#### DATA FOR ANALYSIS ####
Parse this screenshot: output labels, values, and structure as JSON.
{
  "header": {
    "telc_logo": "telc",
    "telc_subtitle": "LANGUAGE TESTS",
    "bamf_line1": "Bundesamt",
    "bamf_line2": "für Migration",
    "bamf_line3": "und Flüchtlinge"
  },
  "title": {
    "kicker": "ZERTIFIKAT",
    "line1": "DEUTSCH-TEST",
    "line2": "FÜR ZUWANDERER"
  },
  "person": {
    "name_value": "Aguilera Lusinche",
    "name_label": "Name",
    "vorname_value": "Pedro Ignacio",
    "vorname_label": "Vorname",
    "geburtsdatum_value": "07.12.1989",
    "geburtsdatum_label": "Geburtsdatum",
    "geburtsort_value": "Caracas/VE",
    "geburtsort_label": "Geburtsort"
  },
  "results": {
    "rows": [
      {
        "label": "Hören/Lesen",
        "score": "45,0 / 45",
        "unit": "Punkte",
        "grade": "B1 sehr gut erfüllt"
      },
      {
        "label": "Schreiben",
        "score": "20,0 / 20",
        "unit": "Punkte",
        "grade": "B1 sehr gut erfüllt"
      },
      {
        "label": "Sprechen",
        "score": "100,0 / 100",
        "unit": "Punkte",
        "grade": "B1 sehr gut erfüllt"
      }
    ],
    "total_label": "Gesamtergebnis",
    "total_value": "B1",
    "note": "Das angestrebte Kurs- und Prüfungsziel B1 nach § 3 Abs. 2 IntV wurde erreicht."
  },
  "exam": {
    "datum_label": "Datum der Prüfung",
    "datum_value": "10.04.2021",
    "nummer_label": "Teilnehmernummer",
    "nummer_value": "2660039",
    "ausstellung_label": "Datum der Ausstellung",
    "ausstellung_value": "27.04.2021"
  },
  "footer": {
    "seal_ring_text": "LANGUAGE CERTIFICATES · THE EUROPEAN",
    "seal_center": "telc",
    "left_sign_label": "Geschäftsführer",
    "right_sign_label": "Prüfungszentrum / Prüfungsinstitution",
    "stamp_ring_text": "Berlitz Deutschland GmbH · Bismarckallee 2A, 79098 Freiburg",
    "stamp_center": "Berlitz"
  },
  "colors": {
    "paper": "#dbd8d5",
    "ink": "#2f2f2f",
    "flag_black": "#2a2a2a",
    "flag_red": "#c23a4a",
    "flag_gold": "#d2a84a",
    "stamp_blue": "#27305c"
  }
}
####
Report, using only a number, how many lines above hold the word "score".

## EXERCISE ANSWER
3